INSTRUCTIONS FOR THE TASK>
Pull every line that includes the word "more" from the data.

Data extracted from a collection
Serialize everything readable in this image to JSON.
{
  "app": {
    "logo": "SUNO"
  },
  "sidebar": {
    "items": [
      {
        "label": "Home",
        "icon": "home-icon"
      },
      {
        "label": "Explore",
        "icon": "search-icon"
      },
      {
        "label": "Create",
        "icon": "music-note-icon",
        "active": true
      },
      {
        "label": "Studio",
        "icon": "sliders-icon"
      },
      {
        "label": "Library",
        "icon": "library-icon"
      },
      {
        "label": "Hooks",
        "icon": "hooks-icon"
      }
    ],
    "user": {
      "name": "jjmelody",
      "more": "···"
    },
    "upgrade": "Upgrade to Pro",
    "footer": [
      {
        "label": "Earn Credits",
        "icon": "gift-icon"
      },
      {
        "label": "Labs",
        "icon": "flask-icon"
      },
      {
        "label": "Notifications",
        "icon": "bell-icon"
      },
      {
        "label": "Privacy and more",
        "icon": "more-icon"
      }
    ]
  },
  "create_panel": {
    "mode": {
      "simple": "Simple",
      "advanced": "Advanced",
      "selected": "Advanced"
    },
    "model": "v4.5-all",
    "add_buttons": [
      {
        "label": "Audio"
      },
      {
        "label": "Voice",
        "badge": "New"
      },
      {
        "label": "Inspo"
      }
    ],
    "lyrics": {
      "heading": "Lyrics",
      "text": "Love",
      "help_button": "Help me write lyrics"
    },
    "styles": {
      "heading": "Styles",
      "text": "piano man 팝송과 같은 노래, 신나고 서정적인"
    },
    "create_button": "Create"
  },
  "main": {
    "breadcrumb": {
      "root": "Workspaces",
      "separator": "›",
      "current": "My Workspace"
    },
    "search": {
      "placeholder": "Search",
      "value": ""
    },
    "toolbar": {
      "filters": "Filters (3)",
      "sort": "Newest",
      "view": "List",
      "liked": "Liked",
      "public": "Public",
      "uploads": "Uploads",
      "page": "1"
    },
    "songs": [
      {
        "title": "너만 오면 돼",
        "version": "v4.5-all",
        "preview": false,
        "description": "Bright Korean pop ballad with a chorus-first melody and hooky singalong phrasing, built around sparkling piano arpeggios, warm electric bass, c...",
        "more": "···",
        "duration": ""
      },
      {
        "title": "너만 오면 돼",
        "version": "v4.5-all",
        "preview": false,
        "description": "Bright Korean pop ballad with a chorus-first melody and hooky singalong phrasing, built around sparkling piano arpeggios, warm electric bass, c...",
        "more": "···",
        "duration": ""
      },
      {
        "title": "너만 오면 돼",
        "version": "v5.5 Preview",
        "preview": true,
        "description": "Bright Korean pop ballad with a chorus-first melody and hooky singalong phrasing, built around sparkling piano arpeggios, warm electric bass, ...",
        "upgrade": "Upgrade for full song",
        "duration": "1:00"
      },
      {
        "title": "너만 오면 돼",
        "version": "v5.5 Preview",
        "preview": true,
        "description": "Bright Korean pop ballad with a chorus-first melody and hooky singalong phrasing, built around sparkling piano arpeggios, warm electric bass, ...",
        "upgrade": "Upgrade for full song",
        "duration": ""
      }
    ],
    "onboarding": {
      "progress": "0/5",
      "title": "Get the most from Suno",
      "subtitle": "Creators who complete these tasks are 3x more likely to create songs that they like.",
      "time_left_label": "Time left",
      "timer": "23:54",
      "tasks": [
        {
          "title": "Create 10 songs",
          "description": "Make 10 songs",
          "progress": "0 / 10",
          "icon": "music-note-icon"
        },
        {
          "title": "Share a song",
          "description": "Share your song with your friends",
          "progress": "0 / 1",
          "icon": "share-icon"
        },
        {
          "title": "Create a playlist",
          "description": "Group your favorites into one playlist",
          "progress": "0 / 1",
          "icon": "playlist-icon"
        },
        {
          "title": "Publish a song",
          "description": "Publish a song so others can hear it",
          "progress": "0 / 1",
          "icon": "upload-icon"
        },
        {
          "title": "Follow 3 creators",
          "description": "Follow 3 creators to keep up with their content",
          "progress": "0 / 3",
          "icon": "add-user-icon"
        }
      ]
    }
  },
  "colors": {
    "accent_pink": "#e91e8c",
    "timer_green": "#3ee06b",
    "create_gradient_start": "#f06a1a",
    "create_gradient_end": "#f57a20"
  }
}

RESULT OF THIS TASK>
      "more": "···"
        "label": "Privacy and more",
        "icon": "more-icon"
        "more": "···",
        "more": "···",
      "subtitle": "Creators who complete these tasks are 3x more likely to create songs that they like.",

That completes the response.